**TASK OBJECTIVE:** Your task is to write out all of the records once more, exactly.

**GIVEN DATA:**
○ ○ ○ ○

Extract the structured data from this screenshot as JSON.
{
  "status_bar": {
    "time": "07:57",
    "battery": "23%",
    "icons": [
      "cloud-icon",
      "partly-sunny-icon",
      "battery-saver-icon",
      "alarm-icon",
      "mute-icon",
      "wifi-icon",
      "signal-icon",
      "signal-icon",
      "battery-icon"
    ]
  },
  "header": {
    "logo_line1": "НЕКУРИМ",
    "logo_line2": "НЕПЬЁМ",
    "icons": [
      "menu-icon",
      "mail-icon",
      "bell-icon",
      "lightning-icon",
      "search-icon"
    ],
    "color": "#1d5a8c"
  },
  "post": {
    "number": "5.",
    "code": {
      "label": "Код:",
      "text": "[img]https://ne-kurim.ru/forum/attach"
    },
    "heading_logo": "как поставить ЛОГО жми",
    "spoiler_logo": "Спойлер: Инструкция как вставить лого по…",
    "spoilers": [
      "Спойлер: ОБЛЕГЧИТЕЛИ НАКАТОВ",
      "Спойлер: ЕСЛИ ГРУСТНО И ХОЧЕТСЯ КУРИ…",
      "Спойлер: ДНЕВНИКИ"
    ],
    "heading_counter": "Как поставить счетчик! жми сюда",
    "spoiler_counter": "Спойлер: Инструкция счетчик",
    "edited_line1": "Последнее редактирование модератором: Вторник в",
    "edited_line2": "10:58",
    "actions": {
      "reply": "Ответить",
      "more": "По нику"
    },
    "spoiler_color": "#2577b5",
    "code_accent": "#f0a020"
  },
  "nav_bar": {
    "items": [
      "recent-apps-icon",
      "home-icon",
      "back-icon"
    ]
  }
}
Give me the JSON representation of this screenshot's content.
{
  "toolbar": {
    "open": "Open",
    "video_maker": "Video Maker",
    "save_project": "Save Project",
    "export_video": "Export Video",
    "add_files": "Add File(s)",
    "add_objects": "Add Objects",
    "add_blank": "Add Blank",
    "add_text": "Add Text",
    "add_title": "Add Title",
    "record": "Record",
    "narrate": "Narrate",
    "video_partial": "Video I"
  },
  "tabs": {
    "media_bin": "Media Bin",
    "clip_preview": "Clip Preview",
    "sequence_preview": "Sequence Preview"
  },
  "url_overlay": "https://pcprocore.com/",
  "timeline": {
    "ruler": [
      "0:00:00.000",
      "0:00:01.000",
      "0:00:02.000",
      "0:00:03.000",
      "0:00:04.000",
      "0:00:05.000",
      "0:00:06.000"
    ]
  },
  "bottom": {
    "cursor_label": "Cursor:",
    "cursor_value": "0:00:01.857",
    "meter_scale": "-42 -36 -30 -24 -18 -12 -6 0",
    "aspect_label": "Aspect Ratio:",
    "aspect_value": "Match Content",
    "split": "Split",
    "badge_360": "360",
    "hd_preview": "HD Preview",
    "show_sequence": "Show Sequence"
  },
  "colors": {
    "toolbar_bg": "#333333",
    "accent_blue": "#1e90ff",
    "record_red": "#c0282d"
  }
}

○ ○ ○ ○

**TASK OUTPUT:**
Extract the structured data from this screenshot as JSON.
{
  "status_bar": {
    "time": "07:57",
    "battery": "23%",
    "icons": [
      "cloud-icon",
      "partly-sunny-icon",
      "battery-saver-icon",
      "alarm-icon",
      "mute-icon",
      "wifi-icon",
      "signal-icon",
      "signal-icon",
      "battery-icon"
    ]
  },
  "header": {
    "logo_line1": "НЕКУРИМ",
    "logo_line2": "НЕПЬЁМ",
    "icons": [
      "menu-icon",
      "mail-icon",
      "bell-icon",
      "lightning-icon",
      "search-icon"
    ],
    "color": "#1d5a8c"
  },
  "post": {
    "number": "5.",
    "code": {
      "label": "Код:",
      "text": "[img]https://ne-kurim.ru/forum/attach"
    },
    "heading_logo": "как поставить ЛОГО жми",
    "spoiler_logo": "Спойлер: Инструкция как вставить лого по…",
    "spoilers": [
      "Спойлер: ОБЛЕГЧИТЕЛИ НАКАТОВ",
      "Спойлер: ЕСЛИ ГРУСТНО И ХОЧЕТСЯ КУРИ…",
      "Спойлер: ДНЕВНИКИ"
    ],
    "heading_counter": "Как поставить счетчик! жми сюда",
    "spoiler_counter": "Спойлер: Инструкция счетчик",
    "edited_line1": "Последнее редактирование модератором: Вторник в",
    "edited_line2": "10:58",
    "actions": {
      "reply": "Ответить",
      "more": "По нику"
    },
    "spoiler_color": "#2577b5",
    "code_accent": "#f0a020"
  },
  "nav_bar": {
    "items": [
      "recent-apps-icon",
      "home-icon",
      "back-icon"
    ]
  }
}
Give me the JSON representation of this screenshot's content.
{
  "toolbar": {
    "open": "Open",
    "video_maker": "Video Maker",
    "save_project": "Save Project",
    "export_video": "Export Video",
    "add_files": "Add File(s)",
    "add_objects": "Add Objects",
    "add_blank": "Add Blank",
    "add_text": "Add Text",
    "add_title": "Add Title",
    "record": "Record",
    "narrate": "Narrate",
    "video_partial": "Video I"
  },
  "tabs": {
    "media_bin": "Media Bin",
    "clip_preview": "Clip Preview",
    "sequence_preview": "Sequence Preview"
  },
  "url_overlay": "https://pcprocore.com/",
  "timeline": {
    "ruler": [
      "0:00:00.000",
      "0:00:01.000",
      "0:00:02.000",
      "0:00:03.000",
      "0:00:04.000",
      "0:00:05.000",
      "0:00:06.000"
    ]
  },
  "bottom": {
    "cursor_label": "Cursor:",
    "cursor_value": "0:00:01.857",
    "meter_scale": "-42 -36 -30 -24 -18 -12 -6 0",
    "aspect_label": "Aspect Ratio:",
    "aspect_value": "Match Content",
    "split": "Split",
    "badge_360": "360",
    "hd_preview": "HD Preview",
    "show_sequence": "Show Sequence"
  },
  "colors": {
    "toolbar_bg": "#333333",
    "accent_blue": "#1e90ff",
    "record_red": "#c0282d"
  }
}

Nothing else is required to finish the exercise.